**Task details:**
Every line below containing the word "System" should be found and copied.

**Data shown:**
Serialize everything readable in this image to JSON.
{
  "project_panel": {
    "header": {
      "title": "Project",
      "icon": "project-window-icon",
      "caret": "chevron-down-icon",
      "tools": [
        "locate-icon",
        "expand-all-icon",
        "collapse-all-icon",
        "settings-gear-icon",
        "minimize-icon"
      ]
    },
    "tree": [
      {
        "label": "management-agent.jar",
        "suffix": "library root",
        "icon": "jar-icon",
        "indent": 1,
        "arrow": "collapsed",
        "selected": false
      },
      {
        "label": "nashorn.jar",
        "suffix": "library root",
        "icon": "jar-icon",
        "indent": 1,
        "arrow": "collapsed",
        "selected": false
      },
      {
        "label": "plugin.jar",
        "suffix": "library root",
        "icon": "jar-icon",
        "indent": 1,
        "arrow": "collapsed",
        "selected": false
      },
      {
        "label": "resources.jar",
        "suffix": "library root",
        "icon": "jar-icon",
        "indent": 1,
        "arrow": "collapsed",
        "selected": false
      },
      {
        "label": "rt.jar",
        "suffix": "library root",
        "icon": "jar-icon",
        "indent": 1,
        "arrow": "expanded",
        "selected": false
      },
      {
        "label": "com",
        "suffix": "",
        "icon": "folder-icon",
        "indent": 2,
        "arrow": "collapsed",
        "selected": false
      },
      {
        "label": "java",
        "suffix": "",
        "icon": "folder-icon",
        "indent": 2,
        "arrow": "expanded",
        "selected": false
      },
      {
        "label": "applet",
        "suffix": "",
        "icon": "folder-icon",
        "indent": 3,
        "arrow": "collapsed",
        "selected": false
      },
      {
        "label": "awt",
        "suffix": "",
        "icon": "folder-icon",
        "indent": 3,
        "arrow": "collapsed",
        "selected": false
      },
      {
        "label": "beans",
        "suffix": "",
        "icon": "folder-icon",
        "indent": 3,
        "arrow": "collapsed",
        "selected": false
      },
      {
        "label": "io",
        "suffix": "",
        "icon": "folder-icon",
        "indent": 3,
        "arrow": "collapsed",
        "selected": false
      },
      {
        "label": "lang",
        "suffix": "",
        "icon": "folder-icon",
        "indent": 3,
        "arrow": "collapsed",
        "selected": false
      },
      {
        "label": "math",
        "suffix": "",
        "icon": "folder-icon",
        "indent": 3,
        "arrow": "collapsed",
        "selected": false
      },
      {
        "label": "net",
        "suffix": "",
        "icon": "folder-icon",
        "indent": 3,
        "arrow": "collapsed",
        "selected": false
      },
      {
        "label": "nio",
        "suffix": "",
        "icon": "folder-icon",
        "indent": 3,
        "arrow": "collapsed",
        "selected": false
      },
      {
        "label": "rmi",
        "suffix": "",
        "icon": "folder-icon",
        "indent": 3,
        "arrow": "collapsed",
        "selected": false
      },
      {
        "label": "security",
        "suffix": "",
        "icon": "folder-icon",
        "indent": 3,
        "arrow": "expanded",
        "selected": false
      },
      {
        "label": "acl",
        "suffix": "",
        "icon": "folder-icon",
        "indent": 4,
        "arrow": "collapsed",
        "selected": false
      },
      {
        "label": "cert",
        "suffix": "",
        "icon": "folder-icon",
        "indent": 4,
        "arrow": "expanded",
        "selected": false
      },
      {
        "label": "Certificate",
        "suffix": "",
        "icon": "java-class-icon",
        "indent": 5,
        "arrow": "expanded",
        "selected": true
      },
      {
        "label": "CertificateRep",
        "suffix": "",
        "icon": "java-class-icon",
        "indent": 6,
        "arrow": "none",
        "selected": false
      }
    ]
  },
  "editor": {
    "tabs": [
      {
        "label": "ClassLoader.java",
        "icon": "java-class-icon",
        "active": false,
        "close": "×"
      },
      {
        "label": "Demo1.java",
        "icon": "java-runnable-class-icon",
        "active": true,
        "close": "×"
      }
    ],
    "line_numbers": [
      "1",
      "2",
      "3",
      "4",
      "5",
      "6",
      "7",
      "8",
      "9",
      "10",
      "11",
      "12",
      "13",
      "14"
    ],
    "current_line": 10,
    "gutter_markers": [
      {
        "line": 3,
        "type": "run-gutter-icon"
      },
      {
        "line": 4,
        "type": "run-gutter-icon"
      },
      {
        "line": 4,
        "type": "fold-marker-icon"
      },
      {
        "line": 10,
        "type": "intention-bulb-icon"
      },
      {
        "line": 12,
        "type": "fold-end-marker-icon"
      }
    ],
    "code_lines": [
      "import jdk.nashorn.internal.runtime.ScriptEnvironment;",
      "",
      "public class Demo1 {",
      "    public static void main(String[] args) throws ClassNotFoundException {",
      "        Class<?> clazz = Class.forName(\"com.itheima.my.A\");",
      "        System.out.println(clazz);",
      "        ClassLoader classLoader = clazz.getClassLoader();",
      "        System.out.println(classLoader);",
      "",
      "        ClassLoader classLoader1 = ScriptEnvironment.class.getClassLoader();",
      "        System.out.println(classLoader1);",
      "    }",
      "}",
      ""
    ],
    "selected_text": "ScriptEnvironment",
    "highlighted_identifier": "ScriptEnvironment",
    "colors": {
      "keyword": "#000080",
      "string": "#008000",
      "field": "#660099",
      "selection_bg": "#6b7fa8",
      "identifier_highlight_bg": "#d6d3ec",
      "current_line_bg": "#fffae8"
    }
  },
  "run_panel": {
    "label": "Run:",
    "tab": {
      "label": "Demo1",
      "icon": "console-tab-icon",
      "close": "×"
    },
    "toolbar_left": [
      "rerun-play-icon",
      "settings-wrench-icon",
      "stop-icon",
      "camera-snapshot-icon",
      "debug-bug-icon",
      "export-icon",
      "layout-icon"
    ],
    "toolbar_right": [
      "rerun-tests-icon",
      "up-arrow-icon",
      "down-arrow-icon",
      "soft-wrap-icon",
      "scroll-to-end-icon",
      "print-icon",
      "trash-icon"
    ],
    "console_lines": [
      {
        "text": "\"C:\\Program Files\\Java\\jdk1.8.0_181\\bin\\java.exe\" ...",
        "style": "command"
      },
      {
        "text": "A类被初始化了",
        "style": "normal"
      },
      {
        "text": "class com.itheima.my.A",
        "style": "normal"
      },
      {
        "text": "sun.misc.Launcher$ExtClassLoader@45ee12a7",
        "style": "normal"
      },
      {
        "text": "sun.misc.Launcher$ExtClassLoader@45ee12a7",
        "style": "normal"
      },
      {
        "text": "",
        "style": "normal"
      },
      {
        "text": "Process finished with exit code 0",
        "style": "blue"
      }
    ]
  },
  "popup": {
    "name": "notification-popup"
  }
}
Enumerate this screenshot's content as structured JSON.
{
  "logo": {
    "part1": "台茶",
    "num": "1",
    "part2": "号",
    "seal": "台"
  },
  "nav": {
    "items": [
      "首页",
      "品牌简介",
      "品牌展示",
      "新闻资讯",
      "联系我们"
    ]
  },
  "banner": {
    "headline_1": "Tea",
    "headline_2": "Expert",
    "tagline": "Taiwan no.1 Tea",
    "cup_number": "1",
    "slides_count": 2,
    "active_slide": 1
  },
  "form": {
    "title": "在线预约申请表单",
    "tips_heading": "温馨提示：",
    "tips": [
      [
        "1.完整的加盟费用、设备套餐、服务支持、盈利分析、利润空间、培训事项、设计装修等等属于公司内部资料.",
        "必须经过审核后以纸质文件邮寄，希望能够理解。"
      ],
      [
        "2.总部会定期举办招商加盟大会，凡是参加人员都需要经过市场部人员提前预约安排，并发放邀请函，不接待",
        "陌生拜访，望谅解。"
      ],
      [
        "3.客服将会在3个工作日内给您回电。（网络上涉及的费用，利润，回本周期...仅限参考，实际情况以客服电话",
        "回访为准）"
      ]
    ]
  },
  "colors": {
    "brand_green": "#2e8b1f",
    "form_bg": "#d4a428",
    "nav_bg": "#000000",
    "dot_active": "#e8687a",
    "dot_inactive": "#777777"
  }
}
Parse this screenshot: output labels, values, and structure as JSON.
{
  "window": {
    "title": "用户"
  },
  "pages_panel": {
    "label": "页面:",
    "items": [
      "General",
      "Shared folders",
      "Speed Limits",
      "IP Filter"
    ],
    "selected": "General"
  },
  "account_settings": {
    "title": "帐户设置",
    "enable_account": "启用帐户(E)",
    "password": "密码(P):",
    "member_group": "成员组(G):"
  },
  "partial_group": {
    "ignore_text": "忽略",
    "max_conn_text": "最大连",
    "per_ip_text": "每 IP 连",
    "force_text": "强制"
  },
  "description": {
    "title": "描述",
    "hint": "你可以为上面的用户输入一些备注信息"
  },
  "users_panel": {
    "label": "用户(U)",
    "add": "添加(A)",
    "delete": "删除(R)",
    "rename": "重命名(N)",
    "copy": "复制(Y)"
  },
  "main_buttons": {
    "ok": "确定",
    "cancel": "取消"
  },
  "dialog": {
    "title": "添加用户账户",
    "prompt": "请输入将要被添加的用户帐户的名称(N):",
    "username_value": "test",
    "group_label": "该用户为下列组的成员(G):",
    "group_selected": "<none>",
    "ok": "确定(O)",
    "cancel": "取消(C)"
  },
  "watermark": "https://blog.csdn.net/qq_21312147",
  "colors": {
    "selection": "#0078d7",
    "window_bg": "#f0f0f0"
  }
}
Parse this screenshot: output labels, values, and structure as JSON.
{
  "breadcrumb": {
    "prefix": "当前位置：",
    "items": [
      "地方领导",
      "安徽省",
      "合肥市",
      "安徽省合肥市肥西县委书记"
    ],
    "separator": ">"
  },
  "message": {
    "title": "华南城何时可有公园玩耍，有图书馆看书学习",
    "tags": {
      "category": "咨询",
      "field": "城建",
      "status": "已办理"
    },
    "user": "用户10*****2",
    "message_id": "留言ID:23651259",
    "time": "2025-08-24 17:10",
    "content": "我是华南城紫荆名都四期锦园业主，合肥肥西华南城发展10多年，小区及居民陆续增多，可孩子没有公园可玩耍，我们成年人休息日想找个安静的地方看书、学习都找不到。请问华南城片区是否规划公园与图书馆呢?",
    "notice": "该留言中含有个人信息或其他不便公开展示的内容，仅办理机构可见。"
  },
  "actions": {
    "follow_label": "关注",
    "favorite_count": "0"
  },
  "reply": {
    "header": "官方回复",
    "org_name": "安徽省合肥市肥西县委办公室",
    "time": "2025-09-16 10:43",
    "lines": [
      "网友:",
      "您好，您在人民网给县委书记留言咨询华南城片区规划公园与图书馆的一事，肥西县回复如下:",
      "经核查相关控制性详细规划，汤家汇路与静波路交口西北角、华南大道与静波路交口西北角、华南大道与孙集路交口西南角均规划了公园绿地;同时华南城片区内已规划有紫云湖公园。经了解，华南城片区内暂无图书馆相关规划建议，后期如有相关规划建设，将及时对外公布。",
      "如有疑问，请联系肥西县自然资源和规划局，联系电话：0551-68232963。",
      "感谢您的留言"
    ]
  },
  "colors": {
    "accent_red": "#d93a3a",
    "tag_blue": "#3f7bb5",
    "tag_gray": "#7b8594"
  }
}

**Result for this exercise:**
      "        System.out.println(clazz);",
      "        System.out.println(classLoader);",
      "        System.out.println(classLoader1);",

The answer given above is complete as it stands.